Christiaan Huygens dedicated his prodigious talent to study and research. He successfully explored the fields of Astronomy, Mathematics, Mechanics, Optics, and Geometry.
He was a contemporary of Giovanni Cassini (born in 1625) and theirs names are indelibly linked to the space probe that reached the planet Saturn, after a 7-year journey, which began on October 15, 1997.
The module that detached from the Cassini-Huygens spacecraft to land on the ground of Titan, Saturn’s main satellite, bore the name Huygens.
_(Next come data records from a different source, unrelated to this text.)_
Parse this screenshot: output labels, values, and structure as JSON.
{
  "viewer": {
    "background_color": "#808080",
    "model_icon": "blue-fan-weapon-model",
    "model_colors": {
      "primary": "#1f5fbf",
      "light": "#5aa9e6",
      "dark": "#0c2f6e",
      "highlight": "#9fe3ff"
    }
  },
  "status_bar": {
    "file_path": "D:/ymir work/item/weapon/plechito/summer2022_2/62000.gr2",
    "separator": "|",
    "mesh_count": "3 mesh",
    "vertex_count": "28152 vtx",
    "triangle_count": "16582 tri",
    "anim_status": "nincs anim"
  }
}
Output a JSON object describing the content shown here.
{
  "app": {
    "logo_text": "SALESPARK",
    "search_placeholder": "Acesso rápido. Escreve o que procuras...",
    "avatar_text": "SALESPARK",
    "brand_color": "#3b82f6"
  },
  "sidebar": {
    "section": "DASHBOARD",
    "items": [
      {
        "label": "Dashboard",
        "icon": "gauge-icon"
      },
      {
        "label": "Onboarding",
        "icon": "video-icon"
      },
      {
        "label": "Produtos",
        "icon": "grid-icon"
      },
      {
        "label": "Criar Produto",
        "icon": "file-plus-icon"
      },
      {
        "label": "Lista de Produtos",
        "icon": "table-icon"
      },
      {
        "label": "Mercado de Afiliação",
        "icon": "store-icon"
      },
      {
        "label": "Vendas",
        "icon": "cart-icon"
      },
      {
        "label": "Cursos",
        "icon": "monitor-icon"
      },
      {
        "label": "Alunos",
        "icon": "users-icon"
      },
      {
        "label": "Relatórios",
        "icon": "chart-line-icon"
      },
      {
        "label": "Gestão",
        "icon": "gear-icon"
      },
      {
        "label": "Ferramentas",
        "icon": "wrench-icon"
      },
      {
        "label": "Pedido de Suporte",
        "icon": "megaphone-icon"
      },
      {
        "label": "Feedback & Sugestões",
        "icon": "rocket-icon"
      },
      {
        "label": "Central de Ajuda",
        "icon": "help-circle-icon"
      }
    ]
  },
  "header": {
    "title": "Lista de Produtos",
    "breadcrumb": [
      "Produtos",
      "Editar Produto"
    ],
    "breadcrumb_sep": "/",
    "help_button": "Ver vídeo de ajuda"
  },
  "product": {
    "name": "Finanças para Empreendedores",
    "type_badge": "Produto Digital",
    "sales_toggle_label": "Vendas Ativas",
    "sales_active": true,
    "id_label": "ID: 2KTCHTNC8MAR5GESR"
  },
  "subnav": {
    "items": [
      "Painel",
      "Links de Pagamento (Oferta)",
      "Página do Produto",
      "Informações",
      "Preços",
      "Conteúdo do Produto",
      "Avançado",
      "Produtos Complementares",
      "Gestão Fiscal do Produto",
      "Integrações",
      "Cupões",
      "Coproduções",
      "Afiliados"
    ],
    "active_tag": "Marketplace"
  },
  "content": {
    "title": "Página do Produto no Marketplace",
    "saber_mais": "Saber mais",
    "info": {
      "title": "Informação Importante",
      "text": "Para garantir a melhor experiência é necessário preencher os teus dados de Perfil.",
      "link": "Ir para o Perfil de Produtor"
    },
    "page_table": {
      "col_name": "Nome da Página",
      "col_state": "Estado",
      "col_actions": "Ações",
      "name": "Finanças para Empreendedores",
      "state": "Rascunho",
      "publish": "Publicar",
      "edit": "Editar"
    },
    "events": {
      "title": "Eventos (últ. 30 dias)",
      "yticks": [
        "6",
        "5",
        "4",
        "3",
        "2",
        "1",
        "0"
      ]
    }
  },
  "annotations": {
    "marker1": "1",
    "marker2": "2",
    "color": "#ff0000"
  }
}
It was a deserved recognition of his great contributions to the knowledge of the universe.
Huygens’ first years in life
Christiaan Huygens was born jn The Hague, Holland, in 1629. He was born of noble birth and in a very wealthy family.
Instead of leading a comfortable and comfortable life, he dedicated his prodigious talent to study and research.
His intellectual curiosity knew no bounds, and he successfully explored the fields of Diplomacy and Law, Mathematics, Mechanics, Physics, Geometry and Astronomy.
Huygens in his youth
His father provided him with an excellent education and introduced him to the intellectual circles of the time.
The French mathematician René Descartes was a regular visitor to the Huygens’ house.
After studying Law and Mathematics, he accompanied his father, the Dutch ambassador, on trips to Copenhagen, Rome and Paris.
Once independent, he stayed a short time in Paris, where he met important French scientists.
In England Huygens learned about telescopes
In 1661, he went to London. There he verified the great advances in physics, mathematics and astronomy made by English scientists.
He immediately joined the newly founded Royal Society and was able to admire the new telescopes built in England.
Huygens built his own telescopes
His brother and he learned to cut lenses to make their own telescopes and obtained some of great quality through a special system achieved by trial and error.
In 1655, he finished a telescope that was barely 5 cm in diameter that allowed him to obtain about 50 magnifications, thanks to its measuring more than three and a half meters in length.
But, on March 25 of that year he also saw a new satellite of Saturn.
After following it for several months, to be sure of its period and orbit, he released the news in 1656.
These exciting discoveries encouraged him to continue manufacturing and polishing lenses with ever increasing focal lengths. He then tried aerial telescopes.
Huygens astronomical discoveries
With these telescopes of his invention he got a very clear image of the rings of Saturn. He even got a glimpse of the shadow these rings cast over the planet.
With the tenacity of great researchers he also studied the change in the shape and illumination of the rings as the planet rotated around the Sun.
By studying the Orion Nebula, he discovered that tiny stars exist within it.
In 1658, while still residing in Paris, he designed a micrometer to measure small angular distances. With this novel instrument he was able to determine the apparent size of the planets.
Huygens was honored as a great scientist
It is no wonder that in 1661, he was welcomed with open arms by the London Scientific Society.
In 1666, he accepted the invitation of Colbert, minister of Louis XIV, to return to Paris and join the French Academy of Sciences.
He stayed in Paris until 1681. In these 25 years, Huygens befriended numerous scientists of the time, especially Leibniz.
In addition to continuing with his astronomical observations, he was a pioneer in various fields of Mathematics of Probability, Geometry and Physics.
In 1681 he moved again to London, where he met Isaac Newton.
Finally, in 1689 he returned to Holland shortly before his death.
The Cassini-Huygens mission, involving ESA, NASA and the Italian Space Agency, launched from Florida in October 1997.
It took almost seven years to reach Saturn, travelling nearly 3.5 billion kilometres.
The 5.6 tonne spacecraft was made up of two parts – the Cassini orbiter and the Huygens probe.